An Ally in Exile?

Article excerpt

Byline: John Barry

No other NATO ally has the ability--and willingness--to deploy forces like Britain. Which is why the Pentagon is standing by with a sense of foreboding as the U.K. undertakes a formal review of its defense posture. The question now arising in certain circles is how much backup America can count on after the recession-battered British government makes deep cuts to its military budget. "It's bad. It's really bad," says a senior NATO official in Brussels, who asked not to be identified discussing a sensitive topic.

Whitehall's new National Security Council, which is chaired by Prime Minister David Cameron, has begun sifting through the results of a closely held four-month review by top civilian and military officials of ways to reshape Britain's forces in light of the country's budget crunch. Foreign Secretary William Hague has publicly pledged that the review will lead to "no strategic shrinkage" in Britain's military capabilities.

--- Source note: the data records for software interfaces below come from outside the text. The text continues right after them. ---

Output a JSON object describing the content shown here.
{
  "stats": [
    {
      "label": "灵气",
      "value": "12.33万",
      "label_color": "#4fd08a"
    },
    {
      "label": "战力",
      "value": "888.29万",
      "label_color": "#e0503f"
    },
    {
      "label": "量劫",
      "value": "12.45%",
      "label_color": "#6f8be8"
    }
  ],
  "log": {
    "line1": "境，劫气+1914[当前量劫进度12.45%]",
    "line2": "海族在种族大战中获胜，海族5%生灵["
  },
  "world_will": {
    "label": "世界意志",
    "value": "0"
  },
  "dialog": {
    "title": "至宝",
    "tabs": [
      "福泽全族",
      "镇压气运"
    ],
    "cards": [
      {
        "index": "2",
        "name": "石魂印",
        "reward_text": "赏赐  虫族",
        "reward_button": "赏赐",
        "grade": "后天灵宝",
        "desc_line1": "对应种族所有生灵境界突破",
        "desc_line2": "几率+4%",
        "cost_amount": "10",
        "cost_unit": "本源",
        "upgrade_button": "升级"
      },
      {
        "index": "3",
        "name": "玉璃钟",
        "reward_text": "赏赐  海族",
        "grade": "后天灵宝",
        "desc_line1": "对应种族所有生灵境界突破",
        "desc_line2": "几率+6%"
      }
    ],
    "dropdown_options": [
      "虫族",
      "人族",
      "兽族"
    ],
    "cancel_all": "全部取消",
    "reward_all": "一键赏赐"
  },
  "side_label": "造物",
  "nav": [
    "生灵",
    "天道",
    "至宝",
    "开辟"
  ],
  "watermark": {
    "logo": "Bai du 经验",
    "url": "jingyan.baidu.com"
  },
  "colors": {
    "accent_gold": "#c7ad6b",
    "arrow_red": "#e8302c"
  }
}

Defense Secretary Liam Fox has vowed that the U.K. will retain "robust and well-equipped armed forces, capable of intervening abroad whenever necessary."

But both men's promises are dismissed by four sources involved in, or briefed on, the three options that, NEWSWEEK has learned, have gone to the NSC. All propose dramatic cutbacks in British forces--and, by extension, the country's role in future conflicts. …